Repeat what the lines below say, word for word, and skip every image.
# # #
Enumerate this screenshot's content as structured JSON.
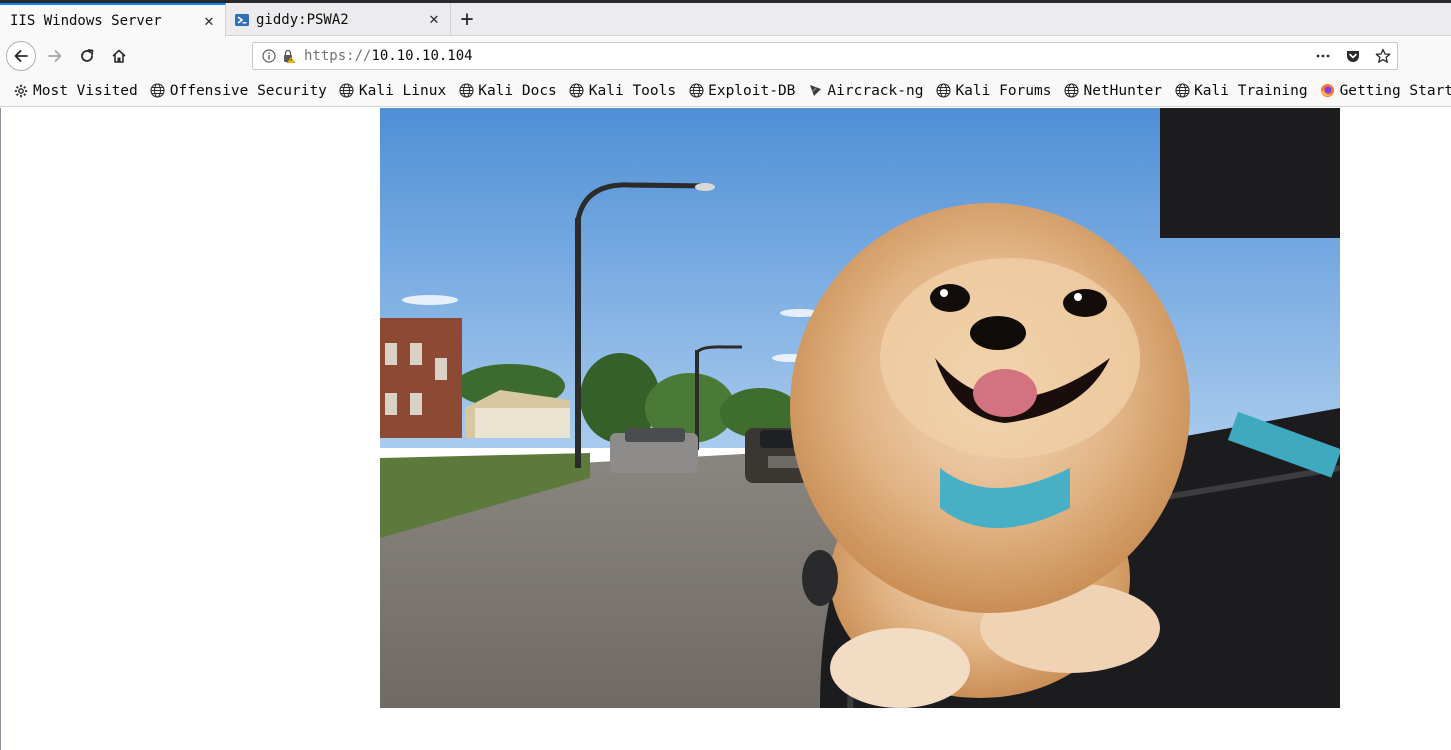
{
  "tabs": [
    {
      "title": "IIS Windows Server",
      "active": true
    },
    {
      "title": "giddy:PSWA2",
      "active": false
    }
  ],
  "toolbar": {
    "url_scheme": "https://",
    "url_host": "10.10.10.104"
  },
  "bookmarks": [
    {
      "label": "Most Visited",
      "icon": "gear-icon"
    },
    {
      "label": "Offensive Security",
      "icon": "globe-icon"
    },
    {
      "label": "Kali Linux",
      "icon": "globe-icon"
    },
    {
      "label": "Kali Docs",
      "icon": "globe-icon"
    },
    {
      "label": "Kali Tools",
      "icon": "globe-icon"
    },
    {
      "label": "Exploit-DB",
      "icon": "globe-icon"
    },
    {
      "label": "Aircrack-ng",
      "icon": "aircrack-icon"
    },
    {
      "label": "Kali Forums",
      "icon": "globe-icon"
    },
    {
      "label": "NetHunter",
      "icon": "globe-icon"
    },
    {
      "label": "Kali Training",
      "icon": "globe-icon"
    },
    {
      "label": "Getting Started",
      "icon": "firefox-icon"
    }
  ],
  "colors": {
    "accent": "#0a84ff",
    "toolbar_bg": "#f9f9fa",
    "tabstrip_bg": "#ececee"
  }
}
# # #
● **Result of this exercise**:
Enumerate this screenshot's content as structured JSON.
{
  "tabs": [
    {
      "title": "IIS Windows Server",
      "active": true
    },
    {
      "title": "giddy:PSWA2",
      "active": false
    }
  ],
  "toolbar": {
    "url_scheme": "https://",
    "url_host": "10.10.10.104"
  },
  "bookmarks": [
    {
      "label": "Most Visited",
      "icon": "gear-icon"
    },
    {
      "label": "Offensive Security",
      "icon": "globe-icon"
    },
    {
      "label": "Kali Linux",
      "icon": "globe-icon"
    },
    {
      "label": "Kali Docs",
      "icon": "globe-icon"
    },
    {
      "label": "Kali Tools",
      "icon": "globe-icon"
    },
    {
      "label": "Exploit-DB",
      "icon": "globe-icon"
    },
    {
      "label": "Aircrack-ng",
      "icon": "aircrack-icon"
    },
    {
      "label": "Kali Forums",
      "icon": "globe-icon"
    },
    {
      "label": "NetHunter",
      "icon": "globe-icon"
    },
    {
      "label": "Kali Training",
      "icon": "globe-icon"
    },
    {
      "label": "Getting Started",
      "icon": "firefox-icon"
    }
  ],
  "colors": {
    "accent": "#0a84ff",
    "toolbar_bg": "#f9f9fa",
    "tabstrip_bg": "#ececee"
  }
}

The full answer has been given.